How to complete this task
Below are the records; copy every line in them that holds the string "placeholder".
────────
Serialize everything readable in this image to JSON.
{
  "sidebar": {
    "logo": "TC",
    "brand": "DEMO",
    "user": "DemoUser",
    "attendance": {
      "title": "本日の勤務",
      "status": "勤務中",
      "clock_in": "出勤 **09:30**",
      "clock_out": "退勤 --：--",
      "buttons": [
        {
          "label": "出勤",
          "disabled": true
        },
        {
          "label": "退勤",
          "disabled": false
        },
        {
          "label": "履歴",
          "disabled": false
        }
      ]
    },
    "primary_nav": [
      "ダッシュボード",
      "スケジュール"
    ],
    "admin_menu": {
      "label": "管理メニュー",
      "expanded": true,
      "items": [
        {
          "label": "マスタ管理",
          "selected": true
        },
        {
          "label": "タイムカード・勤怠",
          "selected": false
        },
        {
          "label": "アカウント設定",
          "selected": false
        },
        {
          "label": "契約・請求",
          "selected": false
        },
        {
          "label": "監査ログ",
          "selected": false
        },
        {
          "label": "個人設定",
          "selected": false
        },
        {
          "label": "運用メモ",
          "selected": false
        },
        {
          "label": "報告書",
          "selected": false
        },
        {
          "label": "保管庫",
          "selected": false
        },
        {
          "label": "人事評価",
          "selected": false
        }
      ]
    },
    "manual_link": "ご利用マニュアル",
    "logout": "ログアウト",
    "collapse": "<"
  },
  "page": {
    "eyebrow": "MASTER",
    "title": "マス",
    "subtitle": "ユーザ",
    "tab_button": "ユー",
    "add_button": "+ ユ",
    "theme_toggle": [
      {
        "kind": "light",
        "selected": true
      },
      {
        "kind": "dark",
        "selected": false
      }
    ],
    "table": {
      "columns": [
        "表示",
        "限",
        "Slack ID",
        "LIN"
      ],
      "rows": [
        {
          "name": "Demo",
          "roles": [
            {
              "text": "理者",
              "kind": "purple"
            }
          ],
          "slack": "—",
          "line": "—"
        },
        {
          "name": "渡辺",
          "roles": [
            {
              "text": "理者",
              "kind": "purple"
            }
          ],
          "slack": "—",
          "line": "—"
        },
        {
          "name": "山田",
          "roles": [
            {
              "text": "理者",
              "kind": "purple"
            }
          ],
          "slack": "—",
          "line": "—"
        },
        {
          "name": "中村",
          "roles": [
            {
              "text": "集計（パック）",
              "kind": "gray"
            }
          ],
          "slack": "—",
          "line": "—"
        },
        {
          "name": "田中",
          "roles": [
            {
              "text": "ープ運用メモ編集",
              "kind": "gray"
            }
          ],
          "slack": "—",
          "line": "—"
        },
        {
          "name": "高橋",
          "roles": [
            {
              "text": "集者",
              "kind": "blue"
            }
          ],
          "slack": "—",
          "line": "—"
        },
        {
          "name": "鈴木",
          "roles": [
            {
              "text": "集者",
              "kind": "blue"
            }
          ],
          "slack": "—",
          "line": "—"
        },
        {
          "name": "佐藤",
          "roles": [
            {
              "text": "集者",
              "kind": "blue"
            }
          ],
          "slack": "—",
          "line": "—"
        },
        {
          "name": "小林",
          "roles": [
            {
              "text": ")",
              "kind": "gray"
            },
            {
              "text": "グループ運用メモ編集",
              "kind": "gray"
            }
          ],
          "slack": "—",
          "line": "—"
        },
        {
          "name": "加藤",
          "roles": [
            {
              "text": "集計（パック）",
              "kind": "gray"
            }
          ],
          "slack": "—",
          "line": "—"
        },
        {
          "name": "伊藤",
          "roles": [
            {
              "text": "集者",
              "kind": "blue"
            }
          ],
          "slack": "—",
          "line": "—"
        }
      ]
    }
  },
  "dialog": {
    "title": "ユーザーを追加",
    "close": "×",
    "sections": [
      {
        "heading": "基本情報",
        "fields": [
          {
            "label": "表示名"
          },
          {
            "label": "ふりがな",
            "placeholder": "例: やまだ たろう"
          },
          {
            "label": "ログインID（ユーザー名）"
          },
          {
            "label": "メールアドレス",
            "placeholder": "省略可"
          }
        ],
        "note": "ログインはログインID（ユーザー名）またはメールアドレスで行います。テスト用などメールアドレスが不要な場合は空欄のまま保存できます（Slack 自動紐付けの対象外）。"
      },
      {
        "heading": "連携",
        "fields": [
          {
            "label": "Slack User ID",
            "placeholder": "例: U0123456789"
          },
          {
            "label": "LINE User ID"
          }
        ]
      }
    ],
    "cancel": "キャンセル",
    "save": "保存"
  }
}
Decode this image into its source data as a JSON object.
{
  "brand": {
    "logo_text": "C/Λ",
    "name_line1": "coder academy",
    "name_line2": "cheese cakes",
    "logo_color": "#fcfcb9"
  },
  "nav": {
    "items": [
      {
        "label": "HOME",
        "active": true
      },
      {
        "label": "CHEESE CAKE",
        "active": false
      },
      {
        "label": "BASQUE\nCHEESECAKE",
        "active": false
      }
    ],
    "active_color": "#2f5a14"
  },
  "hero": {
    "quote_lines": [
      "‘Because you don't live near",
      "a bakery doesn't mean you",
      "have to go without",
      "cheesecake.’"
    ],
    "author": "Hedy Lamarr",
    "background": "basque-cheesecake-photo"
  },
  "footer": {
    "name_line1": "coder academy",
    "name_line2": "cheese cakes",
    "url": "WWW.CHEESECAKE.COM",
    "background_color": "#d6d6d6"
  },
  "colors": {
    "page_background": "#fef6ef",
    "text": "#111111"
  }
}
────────
Output below
            "placeholder": "例: やまだ たろう"
            "placeholder": "省略可"
            "placeholder": "例: U0123456789"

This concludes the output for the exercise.